The other thing we know is Sony's given guidance and said their goal is to create ten million units this coming year. Needless to say, our aspiration is to do more. We also know we have a volume lead both in Europe and North America, and with that volume lead in the aggregate, when you add in Japan, is larger than Sony's.
All those things - I basically just do the math: know what growth we've got, know all the new things, all the capabilities to add value, utility; we've got an amazing product and we just have to keep evangelising to get more people to try it, because when they do, they love it.
Eurogamer: You mentioned the precedent that if you hit ten million in the US, you go onto win, based on previous generations. Sony says it has its own precedents, that the products that drove them to record numbers were in years 3, 4 and 5, or even later. Do you not think that's going to happen with PS3, or do you just expect your software to outperform it when it does happen?
Don Mattrick: I think we're going to outperform them.
Eurogamer: You're saying that your next three or four years of software will outperform theirs and they won't be able to catch you?
Don Mattrick: That's what I said.
Eurogamer: Probably the biggest and best-kept secret at your conference was Final Fantasy XIII coming to 360. It's still PS3-exclusive in Japan though. Is Japan a losing battle for you guys?

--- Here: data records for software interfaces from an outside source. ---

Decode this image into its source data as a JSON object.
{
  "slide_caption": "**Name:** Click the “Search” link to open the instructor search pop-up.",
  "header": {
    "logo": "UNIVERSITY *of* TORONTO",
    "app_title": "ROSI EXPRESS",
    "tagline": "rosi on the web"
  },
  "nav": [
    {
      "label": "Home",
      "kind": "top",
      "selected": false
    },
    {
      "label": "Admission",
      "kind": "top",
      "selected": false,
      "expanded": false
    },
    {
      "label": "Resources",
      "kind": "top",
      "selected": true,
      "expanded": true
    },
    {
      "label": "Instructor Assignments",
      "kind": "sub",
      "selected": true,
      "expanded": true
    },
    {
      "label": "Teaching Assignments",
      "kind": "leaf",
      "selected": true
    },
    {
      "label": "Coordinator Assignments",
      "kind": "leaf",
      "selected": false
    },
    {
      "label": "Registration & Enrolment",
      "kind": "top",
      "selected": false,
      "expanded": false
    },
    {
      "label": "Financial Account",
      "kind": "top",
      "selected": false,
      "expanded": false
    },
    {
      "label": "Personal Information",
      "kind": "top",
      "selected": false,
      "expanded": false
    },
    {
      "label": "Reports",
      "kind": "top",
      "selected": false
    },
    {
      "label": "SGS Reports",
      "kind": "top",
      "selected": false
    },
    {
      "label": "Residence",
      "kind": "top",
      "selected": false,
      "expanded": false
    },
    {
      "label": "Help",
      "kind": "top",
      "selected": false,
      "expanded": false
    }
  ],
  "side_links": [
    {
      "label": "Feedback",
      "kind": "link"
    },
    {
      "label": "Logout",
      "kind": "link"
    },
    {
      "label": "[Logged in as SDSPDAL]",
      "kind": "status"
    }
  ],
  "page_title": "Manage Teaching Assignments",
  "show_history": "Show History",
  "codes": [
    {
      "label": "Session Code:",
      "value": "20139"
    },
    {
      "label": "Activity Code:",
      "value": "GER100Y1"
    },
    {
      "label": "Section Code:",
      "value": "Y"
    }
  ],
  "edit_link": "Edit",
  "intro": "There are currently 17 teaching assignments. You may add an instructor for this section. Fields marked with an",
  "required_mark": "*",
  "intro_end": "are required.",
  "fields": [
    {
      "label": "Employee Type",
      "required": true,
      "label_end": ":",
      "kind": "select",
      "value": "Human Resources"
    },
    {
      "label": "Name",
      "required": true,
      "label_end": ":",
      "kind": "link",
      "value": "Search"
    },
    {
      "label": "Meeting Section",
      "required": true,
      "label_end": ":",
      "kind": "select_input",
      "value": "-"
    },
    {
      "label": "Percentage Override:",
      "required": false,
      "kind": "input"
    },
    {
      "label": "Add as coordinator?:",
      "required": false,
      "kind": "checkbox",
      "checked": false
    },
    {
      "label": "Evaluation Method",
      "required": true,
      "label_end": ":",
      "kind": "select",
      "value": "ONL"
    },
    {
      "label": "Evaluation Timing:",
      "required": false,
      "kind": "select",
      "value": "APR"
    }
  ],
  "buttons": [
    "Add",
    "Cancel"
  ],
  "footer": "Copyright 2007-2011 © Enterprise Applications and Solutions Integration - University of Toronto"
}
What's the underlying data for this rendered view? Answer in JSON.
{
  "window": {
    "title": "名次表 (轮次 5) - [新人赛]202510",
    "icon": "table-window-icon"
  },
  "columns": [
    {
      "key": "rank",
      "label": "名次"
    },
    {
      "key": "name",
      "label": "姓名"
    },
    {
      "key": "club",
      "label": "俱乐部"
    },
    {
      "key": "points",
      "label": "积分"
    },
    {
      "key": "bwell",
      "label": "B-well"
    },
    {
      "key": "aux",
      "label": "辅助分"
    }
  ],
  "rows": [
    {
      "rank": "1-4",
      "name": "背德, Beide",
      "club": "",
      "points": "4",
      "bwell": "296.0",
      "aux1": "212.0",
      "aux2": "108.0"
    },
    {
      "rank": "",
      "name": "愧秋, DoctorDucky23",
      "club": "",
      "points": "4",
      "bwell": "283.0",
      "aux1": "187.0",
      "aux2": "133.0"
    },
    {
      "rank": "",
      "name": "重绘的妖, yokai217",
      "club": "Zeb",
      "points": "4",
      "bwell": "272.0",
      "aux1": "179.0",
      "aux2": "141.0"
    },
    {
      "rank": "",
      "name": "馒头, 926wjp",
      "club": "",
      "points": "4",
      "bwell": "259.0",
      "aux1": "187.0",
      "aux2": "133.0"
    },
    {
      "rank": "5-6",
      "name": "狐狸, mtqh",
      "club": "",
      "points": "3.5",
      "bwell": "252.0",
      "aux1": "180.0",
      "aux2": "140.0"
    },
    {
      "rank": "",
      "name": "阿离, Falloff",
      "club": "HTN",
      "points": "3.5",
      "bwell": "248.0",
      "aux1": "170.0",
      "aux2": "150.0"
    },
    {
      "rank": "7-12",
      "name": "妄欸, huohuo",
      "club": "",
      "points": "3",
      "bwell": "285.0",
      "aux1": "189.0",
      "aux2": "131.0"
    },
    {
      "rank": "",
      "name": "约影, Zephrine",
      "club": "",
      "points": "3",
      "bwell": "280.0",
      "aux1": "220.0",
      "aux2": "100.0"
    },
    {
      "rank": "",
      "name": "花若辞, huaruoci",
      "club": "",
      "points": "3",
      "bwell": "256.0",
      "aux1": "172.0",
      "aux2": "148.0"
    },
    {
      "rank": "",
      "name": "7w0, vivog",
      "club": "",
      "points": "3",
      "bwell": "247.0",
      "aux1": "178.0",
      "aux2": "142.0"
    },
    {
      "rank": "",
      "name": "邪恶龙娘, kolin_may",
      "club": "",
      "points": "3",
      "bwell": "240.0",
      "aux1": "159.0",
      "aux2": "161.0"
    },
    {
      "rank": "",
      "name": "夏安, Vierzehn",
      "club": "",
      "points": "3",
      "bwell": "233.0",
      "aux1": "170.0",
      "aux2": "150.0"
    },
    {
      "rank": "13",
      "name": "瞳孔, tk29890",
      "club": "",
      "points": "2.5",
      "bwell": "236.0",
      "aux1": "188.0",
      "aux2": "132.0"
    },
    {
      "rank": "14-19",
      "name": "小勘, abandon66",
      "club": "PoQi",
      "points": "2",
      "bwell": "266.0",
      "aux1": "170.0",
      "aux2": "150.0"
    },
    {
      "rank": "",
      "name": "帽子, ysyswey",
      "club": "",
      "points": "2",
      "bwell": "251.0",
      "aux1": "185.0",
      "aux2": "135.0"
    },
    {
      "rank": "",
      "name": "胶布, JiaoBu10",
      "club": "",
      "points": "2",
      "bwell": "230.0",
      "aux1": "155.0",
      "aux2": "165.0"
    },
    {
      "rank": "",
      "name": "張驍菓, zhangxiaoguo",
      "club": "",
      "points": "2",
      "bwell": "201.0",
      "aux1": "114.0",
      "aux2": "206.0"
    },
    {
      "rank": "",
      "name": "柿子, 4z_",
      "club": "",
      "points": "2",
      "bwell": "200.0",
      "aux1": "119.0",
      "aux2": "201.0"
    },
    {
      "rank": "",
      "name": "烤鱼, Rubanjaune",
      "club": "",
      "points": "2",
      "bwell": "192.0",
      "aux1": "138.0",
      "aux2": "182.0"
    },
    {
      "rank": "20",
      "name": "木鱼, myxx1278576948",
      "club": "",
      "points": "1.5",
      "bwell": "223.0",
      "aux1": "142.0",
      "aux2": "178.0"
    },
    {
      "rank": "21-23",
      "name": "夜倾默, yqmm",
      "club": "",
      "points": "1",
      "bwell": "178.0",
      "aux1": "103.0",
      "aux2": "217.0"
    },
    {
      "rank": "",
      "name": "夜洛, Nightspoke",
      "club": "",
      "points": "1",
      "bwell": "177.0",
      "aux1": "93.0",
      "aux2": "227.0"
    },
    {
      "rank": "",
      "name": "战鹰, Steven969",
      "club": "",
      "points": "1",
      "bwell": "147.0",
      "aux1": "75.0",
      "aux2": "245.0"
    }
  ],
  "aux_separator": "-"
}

Don Mattrick: Not at all. You kidding? I'm elated with what we've achieved in Japan. Our partners are elated, we're getting more and more support, and again you need to start, you need to participate.
Building relationships with Japanese companies and consumers is not something you can do in a short period of time, and I have nothing but positive feedback to show from all of the key leaders of the Japanese companies. They think we're doing great work, they're cheering for us, they're concerned about growth rates in Japan and they see dramatic growth occurring in North America and Europe and know that they need their partner that they can work with and participate and think we're the best partner.
So I think we're doing great work, making great progress. I'm really pleased with what we've achieved.
Eurogamer: On another front, Harold Ryan from Bungie posted a message on their website basically saying that you guys pulled a new Halo game from the conference.
Don Mattrick: Absolutely, and let me tell you why. The first cut of our show we had lined up all the things that were ready to go and ready to speak to people about and it was a two-and-a-half-hour show at the same pace that we did. So in prior experience sitting in the office, I kind of had a general rule of thumb which I shared with the team that I didn't think we should go over 90 minutes.
We need to be respectful of the audience that if we were delivering and showing things - and by delivering and showing things here's what I mean: showing real software and talking about ship-dates, a pretty novel concept right? People playing and us telling them when it's going to ship, centring it on things that are coming in 2008, another novel concept. When we put all those things together and showed all the things that we did, we did our first run, we had over two and a half hours of stuff, so then the question is: do you hold everyone captive for two and a half hours and run through it, or do you park some things?
One of the things that we decided, when you have the number one game in the world as we have in Halo, it's a safe prediction that if we do a separate event for Halo, that it'll be well-attended, well covered and allow people to get hands-on experience of using the products, and that we can generate a tremendous amount of press with that, so we didn't feel we needed to show Halo to have a great show, to pay homage to our core audience, to have a lot of news, so it was an embarrassment of riches and we couldn't fit it in. How great is that? I think that's awesome.